It is a pleasure to return to structures we have built and see that they are functioning well and doing what that are supposed to do.

 

Feb 212013
 

Timber framing has a strong tradition in the Himalayan region of Asia. In October my wife, Nan, and I ventured to the Himalayan kingdom of Bhutan.

The most striking examples of timber framing are found in the Buddhist monasteries (photo 5995).

The Bhuanese also developed an elaborate system of timber framed cantilever bridges.  (other 2 photos).  This specific bridge was rebuilt about 10 years ago as a joint Bhutan and Swiss project.

More later……

IMG_5995

IMG_5988

IMG_5991

Sep 102010
 

Our highly skilled work crew after erecting a Douglas Fir Timber FrameTwenty one years ago in September of 1989, my wife, Nan, and I and a small crew proudly raised our first timber frame. It was a very straight forward frame‚ a story and a half with dormers– crafted from local Eastern white pine. Thus was launched Amstutz Woodworking.

That frame (and the timber frame addition circa 1999, which boosted the house to a modestly sized 3 bedroom of 1800 square feet) has been home to Nan and I and our daughter, Annika, for 2 decades. My enduring pride in this home comes from how it has sheltered and nurtured our family and friends: it has been a great place to live in! This house is not new anymore, for it carries a patina of scrapes and dings from the tests of time, but every system, component, and material we used has performed with excellence.

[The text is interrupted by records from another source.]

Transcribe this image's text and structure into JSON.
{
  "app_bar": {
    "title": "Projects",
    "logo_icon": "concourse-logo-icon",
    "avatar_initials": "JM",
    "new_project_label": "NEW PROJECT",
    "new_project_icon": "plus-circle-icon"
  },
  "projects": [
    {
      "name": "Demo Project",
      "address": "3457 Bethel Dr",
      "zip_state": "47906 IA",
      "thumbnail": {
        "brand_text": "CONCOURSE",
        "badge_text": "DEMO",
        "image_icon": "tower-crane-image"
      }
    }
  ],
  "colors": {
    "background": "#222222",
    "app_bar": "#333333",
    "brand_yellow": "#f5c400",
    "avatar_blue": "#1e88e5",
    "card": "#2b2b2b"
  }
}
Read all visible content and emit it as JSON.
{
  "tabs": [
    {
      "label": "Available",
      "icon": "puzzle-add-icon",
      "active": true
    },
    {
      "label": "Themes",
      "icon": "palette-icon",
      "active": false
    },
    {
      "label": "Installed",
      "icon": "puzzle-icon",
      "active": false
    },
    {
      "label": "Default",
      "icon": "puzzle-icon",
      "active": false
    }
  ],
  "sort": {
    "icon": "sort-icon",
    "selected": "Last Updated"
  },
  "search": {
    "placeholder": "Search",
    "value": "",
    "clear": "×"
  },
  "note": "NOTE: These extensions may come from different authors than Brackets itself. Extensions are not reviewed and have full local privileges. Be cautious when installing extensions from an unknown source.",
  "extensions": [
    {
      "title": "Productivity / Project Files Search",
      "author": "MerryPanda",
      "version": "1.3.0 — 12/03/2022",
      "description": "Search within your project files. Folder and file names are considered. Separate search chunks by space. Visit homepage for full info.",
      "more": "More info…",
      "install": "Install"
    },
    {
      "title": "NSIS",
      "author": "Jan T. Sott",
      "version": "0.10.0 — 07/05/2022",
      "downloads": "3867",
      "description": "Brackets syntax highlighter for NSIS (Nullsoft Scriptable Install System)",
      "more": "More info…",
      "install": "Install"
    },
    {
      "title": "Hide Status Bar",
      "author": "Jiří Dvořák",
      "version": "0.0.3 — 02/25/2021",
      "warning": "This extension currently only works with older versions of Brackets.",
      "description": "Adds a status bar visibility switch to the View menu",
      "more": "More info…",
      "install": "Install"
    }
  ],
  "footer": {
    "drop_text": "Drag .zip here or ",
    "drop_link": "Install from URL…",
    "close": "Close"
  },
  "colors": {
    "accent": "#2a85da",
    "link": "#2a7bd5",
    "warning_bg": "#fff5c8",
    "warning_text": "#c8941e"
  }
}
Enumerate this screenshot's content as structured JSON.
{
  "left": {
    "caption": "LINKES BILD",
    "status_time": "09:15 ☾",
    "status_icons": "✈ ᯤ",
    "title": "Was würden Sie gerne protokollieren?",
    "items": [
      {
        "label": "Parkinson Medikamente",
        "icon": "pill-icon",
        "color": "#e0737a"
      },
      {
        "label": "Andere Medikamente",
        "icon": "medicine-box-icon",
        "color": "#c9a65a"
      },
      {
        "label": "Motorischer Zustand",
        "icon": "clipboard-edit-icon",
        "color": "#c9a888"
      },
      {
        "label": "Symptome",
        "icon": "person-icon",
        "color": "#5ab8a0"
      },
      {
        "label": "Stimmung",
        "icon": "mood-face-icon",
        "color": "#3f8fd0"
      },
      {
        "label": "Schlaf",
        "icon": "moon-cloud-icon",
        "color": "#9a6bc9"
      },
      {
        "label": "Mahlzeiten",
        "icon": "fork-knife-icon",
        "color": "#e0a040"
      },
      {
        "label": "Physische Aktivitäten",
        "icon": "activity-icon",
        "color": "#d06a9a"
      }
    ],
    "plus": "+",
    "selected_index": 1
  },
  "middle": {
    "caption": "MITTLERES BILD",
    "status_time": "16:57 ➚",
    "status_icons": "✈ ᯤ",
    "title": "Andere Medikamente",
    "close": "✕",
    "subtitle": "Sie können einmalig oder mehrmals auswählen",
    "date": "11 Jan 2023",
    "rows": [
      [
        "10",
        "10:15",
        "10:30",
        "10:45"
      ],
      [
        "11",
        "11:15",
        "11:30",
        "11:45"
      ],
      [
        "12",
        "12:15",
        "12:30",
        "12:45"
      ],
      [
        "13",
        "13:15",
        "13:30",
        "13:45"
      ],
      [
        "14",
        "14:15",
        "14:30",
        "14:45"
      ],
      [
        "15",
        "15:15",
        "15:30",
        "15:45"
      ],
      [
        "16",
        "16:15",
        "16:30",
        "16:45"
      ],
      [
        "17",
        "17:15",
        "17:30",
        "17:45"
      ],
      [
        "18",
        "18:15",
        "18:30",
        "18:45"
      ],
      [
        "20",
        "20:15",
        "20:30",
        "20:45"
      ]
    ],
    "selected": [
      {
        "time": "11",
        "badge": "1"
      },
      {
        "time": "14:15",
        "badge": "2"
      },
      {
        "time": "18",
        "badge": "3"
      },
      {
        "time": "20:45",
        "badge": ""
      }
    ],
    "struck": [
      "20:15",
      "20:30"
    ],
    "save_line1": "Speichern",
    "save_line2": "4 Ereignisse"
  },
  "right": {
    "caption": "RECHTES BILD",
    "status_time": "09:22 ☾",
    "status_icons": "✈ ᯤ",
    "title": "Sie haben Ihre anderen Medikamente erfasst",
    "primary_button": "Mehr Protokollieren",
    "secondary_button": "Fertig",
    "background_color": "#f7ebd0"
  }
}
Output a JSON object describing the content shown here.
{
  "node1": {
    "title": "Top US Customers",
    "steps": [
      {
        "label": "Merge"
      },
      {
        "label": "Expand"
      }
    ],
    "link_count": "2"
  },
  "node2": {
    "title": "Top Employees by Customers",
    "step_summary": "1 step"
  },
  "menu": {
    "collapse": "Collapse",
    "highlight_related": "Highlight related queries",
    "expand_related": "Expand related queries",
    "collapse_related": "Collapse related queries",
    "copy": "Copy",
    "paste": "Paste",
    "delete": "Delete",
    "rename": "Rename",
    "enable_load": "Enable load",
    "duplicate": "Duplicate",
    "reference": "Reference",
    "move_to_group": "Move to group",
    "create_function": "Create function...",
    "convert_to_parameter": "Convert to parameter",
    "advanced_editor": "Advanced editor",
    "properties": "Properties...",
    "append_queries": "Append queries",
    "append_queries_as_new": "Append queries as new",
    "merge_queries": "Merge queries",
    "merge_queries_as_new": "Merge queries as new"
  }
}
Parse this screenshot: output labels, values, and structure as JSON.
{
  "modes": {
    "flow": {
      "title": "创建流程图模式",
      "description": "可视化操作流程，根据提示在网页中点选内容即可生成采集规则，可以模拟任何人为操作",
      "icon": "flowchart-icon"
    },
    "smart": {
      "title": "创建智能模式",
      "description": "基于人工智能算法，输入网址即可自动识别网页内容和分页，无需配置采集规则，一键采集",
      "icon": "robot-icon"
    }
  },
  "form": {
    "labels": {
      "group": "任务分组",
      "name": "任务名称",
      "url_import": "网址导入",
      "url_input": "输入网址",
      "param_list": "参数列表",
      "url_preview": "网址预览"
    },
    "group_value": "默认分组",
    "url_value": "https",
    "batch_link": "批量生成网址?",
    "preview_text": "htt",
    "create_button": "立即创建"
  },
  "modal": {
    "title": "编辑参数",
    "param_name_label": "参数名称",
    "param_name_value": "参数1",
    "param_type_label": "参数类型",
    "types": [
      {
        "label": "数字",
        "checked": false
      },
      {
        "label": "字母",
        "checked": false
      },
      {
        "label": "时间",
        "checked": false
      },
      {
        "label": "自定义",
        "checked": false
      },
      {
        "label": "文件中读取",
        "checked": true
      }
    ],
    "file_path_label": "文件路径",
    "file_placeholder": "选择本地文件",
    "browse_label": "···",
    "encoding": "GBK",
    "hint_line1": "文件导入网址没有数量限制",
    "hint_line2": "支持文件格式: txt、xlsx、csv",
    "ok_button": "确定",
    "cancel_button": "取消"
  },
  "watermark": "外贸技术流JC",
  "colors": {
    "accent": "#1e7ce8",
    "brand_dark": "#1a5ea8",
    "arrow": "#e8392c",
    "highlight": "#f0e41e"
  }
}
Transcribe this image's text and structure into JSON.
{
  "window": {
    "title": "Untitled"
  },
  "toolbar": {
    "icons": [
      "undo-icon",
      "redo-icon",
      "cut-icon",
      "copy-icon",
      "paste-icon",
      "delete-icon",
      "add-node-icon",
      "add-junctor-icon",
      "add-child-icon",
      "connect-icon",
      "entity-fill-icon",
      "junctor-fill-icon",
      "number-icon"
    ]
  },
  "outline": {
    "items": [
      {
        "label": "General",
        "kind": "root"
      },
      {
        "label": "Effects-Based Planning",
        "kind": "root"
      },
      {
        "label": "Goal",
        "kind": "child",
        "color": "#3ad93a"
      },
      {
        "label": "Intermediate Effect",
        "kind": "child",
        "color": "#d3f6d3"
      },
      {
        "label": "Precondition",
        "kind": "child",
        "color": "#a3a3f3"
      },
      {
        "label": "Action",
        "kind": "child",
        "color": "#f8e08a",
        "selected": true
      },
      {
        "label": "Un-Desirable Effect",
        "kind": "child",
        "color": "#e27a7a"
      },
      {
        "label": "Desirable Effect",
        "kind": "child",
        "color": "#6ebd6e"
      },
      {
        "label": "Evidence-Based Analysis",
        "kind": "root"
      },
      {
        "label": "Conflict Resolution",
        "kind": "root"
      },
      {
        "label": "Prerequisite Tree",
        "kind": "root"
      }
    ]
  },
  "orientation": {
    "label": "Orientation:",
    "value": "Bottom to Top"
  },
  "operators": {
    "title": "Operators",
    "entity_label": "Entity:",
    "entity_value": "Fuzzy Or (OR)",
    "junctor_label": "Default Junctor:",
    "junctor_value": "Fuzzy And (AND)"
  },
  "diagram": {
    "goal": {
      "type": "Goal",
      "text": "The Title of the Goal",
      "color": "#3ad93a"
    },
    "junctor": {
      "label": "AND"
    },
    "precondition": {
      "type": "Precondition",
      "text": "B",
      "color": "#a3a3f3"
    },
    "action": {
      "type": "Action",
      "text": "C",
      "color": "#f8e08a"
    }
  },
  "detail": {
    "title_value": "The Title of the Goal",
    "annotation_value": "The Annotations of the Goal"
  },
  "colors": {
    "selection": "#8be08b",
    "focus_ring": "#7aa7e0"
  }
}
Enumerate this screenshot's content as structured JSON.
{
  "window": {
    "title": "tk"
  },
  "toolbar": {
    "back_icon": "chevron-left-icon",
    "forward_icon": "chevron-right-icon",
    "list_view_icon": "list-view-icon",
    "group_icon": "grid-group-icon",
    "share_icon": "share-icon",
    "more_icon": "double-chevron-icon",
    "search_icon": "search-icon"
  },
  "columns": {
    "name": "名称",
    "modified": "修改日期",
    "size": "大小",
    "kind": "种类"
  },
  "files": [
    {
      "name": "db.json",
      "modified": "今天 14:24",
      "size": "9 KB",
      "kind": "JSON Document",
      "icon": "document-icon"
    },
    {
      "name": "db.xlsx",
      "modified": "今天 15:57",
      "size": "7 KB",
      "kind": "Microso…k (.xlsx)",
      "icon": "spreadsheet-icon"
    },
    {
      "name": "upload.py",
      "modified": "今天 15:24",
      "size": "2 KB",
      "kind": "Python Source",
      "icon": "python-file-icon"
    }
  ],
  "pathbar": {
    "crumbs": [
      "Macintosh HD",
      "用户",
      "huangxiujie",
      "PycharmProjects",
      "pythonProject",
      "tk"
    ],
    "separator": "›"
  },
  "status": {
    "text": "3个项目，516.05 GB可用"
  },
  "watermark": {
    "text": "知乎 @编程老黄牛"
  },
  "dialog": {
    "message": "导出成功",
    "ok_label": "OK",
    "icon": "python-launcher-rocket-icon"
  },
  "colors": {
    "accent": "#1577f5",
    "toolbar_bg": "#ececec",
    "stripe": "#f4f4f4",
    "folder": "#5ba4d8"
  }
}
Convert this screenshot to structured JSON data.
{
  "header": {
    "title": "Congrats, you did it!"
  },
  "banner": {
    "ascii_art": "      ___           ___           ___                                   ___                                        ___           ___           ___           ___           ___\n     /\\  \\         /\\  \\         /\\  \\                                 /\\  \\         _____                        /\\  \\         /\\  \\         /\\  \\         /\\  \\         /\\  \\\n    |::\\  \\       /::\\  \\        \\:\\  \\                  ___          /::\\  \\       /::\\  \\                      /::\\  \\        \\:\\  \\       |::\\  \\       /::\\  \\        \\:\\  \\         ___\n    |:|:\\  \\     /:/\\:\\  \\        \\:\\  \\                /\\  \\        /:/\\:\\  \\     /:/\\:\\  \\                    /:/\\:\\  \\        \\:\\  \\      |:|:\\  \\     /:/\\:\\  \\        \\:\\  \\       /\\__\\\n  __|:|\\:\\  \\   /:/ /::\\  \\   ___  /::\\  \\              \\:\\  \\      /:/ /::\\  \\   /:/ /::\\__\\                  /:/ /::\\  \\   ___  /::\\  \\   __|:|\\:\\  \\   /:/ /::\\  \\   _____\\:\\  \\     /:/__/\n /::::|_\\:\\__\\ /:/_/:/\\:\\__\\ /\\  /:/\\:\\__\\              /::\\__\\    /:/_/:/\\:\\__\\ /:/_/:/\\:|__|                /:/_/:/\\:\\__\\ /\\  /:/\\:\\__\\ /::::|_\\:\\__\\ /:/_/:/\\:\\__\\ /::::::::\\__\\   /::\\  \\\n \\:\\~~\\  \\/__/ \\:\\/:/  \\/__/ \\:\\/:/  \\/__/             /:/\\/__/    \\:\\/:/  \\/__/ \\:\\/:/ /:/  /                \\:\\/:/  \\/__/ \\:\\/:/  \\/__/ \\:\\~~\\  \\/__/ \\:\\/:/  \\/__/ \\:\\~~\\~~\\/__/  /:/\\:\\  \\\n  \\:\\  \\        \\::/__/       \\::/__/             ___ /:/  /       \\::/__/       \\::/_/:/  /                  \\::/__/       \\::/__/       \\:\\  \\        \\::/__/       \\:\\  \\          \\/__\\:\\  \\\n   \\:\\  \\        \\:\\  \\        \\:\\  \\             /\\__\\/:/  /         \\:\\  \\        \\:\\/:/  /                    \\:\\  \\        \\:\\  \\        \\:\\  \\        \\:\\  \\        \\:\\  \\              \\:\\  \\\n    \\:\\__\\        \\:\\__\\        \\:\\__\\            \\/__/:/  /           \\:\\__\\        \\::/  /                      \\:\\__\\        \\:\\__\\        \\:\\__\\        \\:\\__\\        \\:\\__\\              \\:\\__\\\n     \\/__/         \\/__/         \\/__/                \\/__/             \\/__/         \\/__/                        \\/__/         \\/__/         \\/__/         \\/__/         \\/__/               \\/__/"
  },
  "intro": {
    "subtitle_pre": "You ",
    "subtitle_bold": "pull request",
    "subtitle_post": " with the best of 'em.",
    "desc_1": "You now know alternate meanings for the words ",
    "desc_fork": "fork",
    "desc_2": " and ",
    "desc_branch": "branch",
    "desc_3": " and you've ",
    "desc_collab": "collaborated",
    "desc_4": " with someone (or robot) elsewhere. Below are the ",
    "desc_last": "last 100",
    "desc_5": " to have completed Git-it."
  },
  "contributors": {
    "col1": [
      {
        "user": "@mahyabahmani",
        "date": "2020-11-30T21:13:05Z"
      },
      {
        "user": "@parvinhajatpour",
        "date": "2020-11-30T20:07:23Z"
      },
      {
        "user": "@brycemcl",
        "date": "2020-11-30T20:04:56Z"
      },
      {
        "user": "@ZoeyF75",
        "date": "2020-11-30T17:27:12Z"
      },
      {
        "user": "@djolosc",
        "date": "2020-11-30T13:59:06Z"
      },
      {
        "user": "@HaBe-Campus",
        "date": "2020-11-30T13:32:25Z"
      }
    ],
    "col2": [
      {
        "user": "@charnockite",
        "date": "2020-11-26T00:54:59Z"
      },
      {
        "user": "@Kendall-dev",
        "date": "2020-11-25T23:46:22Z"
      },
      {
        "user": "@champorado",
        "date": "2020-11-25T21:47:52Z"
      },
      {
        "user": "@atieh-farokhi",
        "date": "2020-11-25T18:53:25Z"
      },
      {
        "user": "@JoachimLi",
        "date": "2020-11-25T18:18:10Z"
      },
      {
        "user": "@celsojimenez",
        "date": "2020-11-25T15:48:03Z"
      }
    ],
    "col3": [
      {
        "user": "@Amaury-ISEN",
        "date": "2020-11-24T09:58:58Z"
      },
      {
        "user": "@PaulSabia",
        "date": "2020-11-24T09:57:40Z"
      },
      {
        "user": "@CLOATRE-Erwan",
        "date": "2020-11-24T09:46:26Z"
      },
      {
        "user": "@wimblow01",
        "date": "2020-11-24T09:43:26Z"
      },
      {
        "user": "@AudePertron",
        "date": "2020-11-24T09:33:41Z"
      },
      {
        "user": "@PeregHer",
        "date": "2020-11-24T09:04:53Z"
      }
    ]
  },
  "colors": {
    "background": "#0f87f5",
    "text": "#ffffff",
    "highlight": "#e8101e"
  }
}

Hundreds of clients have passed through this house, and I would like to believe many decided to hire Amstutz Woodworking because of the sense of hand crafted ‘home’ they felt here. After all, a quality timber frame is a lovely structure to live in! And without all of our clients, those of us at Amstutz Woodworking would not be able to practice our craft and profession. Continue reading »